Carl Wennerlind

 

On his book Casualties of Credit: The English Financial Revolution, 1620-1720

Cover Interview of December 06, 2012

Lastly

Casualties of Credit is an effort to explore both the positive and negative features of the early modern culture of credit. On the one hand, I point to the impressive achievement of humanity to generate such a complex system based on trust and credit’s incredible productive capacity that the Financial Revolution unleashed, without which modern material marvels would not have been possible. On the other hand, I also highlight the integral role played by authority, violence, and suffering during the early phases of modern financial capitalism. As David Graeber has pointed out in a wider time frame in his Debt: The First 5,000 Years, credit is both a remarkable human accomplishment and a social institution marred in violence and suffering. In exploring this janus-faced quality of credit, I also seek to bring the liberal and radical scholarly traditions into conversation with each other, drawing for example on the writings of both J. G. A. Pocock and Peter Linebaugh.

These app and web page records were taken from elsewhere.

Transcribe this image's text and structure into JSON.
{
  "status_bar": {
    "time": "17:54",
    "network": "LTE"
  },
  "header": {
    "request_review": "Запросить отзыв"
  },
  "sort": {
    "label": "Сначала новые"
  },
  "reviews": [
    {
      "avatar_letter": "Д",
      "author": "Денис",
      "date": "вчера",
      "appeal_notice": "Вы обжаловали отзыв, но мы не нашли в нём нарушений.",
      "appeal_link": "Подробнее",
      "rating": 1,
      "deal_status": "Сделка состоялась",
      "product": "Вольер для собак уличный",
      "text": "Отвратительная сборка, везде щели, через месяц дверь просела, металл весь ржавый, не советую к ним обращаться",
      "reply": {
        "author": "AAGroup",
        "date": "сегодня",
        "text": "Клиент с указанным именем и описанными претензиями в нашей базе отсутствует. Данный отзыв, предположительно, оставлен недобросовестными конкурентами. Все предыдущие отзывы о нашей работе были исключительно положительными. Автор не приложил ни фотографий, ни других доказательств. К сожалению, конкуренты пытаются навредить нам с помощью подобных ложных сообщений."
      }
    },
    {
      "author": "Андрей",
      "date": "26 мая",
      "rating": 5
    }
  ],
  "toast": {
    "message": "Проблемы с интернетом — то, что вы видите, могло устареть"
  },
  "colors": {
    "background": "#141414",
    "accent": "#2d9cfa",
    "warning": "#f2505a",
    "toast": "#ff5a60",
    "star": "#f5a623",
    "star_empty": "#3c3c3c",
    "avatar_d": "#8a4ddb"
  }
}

My book is also a contribution to the recent efforts of historians and anthropologists to regain some of the analytical terrain ceded to economists. While economists have exhaustively explored the economics of finance, a growing number of historians and anthropologists have recently rediscovered that there are many politically and analytically salient features of credit that are simply ignored by economists. To better understand the origins, workings, and future of capitalism, we need both the social sciences and the humanities to contribute to our understanding.

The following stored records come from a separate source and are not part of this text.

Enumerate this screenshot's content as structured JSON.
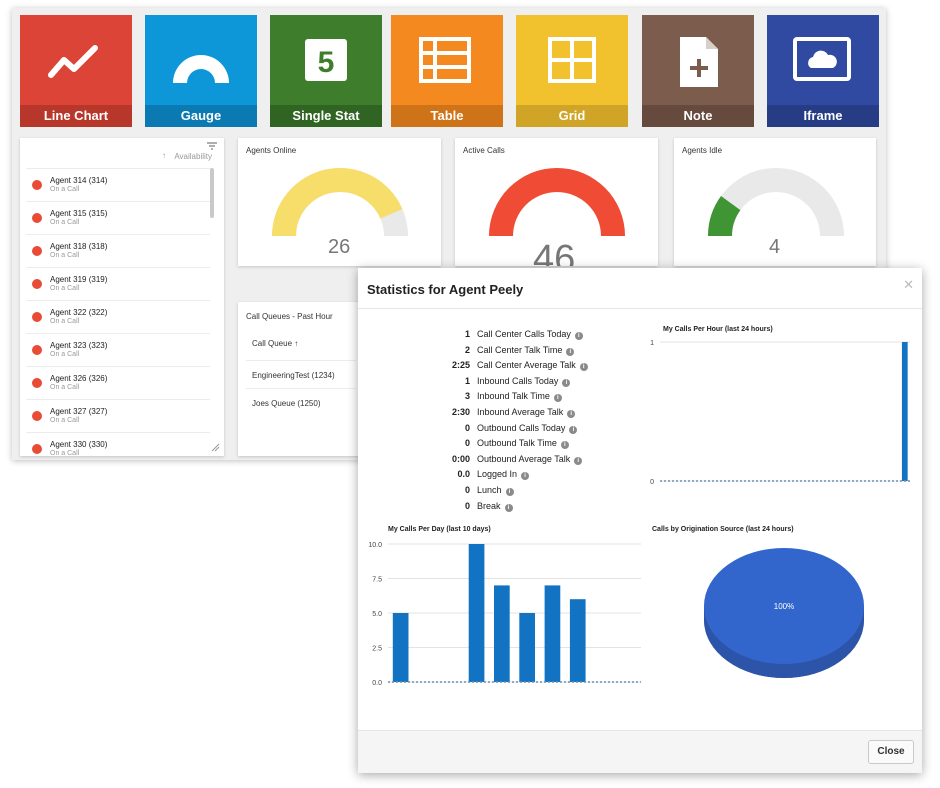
{
  "tiles": [
    {
      "label": "Line Chart",
      "icon": "line-chart-icon",
      "color": "#db4437",
      "band": "#b8372b"
    },
    {
      "label": "Gauge",
      "icon": "gauge-icon",
      "color": "#0d96d8",
      "band": "#0b7ab2"
    },
    {
      "label": "Single Stat",
      "icon": "single-stat-icon",
      "color": "#3d7d2b",
      "band": "#2f6422",
      "glyph": "5"
    },
    {
      "label": "Table",
      "icon": "table-icon",
      "color": "#f48a1f",
      "band": "#cf7319"
    },
    {
      "label": "Grid",
      "icon": "grid-icon",
      "color": "#f2c12e",
      "band": "#d0a527"
    },
    {
      "label": "Note",
      "icon": "note-icon",
      "color": "#7c5c4d",
      "band": "#654a3d"
    },
    {
      "label": "Iframe",
      "icon": "iframe-icon",
      "color": "#2f4aa0",
      "band": "#263d86"
    }
  ],
  "agents_panel": {
    "column_header": "Availability",
    "agents": [
      {
        "name": "Agent 314 (314)",
        "status": "On a Call"
      },
      {
        "name": "Agent 315 (315)",
        "status": "On a Call"
      },
      {
        "name": "Agent 318 (318)",
        "status": "On a Call"
      },
      {
        "name": "Agent 319 (319)",
        "status": "On a Call"
      },
      {
        "name": "Agent 322 (322)",
        "status": "On a Call"
      },
      {
        "name": "Agent 323 (323)",
        "status": "On a Call"
      },
      {
        "name": "Agent 326 (326)",
        "status": "On a Call"
      },
      {
        "name": "Agent 327 (327)",
        "status": "On a Call"
      },
      {
        "name": "Agent 330 (330)",
        "status": "On a Call"
      }
    ]
  },
  "gauges": [
    {
      "title": "Agents Online",
      "value": "26",
      "fraction": 0.87,
      "color": "#f7de6a",
      "track": "#e9e9e9"
    },
    {
      "title": "Active Calls",
      "value": "46",
      "fraction": 1.0,
      "color": "#f04b34",
      "track": "#e9e9e9"
    },
    {
      "title": "Agents Idle",
      "value": "4",
      "fraction": 0.2,
      "color": "#3f9533",
      "track": "#e9e9e9"
    }
  ],
  "queues": {
    "title": "Call Queues - Past Hour",
    "column": "Call Queue",
    "rows": [
      "EngineeringTest (1234)",
      "Joes Queue (1250)"
    ]
  },
  "modal": {
    "title": "Statistics for Agent Peely",
    "close_label": "Close",
    "stats": [
      {
        "value": "1",
        "label": "Call Center Calls Today"
      },
      {
        "value": "2",
        "label": "Call Center Talk Time"
      },
      {
        "value": "2:25",
        "label": "Call Center Average Talk"
      },
      {
        "value": "1",
        "label": "Inbound Calls Today"
      },
      {
        "value": "3",
        "label": "Inbound Talk Time"
      },
      {
        "value": "2:30",
        "label": "Inbound Average Talk"
      },
      {
        "value": "0",
        "label": "Outbound Calls Today"
      },
      {
        "value": "0",
        "label": "Outbound Talk Time"
      },
      {
        "value": "0:00",
        "label": "Outbound Average Talk"
      },
      {
        "value": "0.0",
        "label": "Logged In"
      },
      {
        "value": "0",
        "label": "Lunch"
      },
      {
        "value": "0",
        "label": "Break"
      }
    ]
  },
  "chart_data": [
    {
      "type": "bar",
      "title": "My Calls Per Hour (last 24 hours)",
      "ylim": [
        0,
        1
      ],
      "yticks": [
        "0",
        "1"
      ],
      "values": [
        0,
        0,
        0,
        0,
        0,
        0,
        0,
        0,
        0,
        0,
        0,
        0,
        0,
        0,
        0,
        0,
        0,
        0,
        0,
        0,
        0,
        0,
        0,
        1
      ],
      "color": "#1273c2"
    },
    {
      "type": "bar",
      "title": "My Calls Per Day (last 10 days)",
      "ylim": [
        0,
        10
      ],
      "yticks": [
        "0.0",
        "2.5",
        "5.0",
        "7.5",
        "10.0"
      ],
      "values": [
        5,
        0,
        0,
        10,
        7,
        5,
        7,
        6,
        0,
        0
      ],
      "color": "#1273c2"
    },
    {
      "type": "pie",
      "title": "Calls by Origination Source (last 24 hours)",
      "slices": [
        {
          "value": 100,
          "label": "100%",
          "color": "#3366cc"
        }
      ]
    }
  ]
}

Casualties of Credit also highlights the importance of ideas to the Financial Revolution and to the development of capitalism more broadly. While Joel Mokyr has recently showed in his book The Enlightened Economy that ideas mattered greatly for the English Industrial Revolution, my book suggests that ideological conflicts, intellectual debates, and political schisms played central roles in the development and configuration of the new culture of credit. Moreover, drawing on the work of Mary Poovey on the relationship between the imagination and credit, I offer some analytical consequences of viewing credit as unrestricted in time and space, capable of moving wherever the imagination goes. I show how credit can be used as a valuable lens through which to study capitalism, in that it reveals important connections between seemingly independent and disparate phenomena.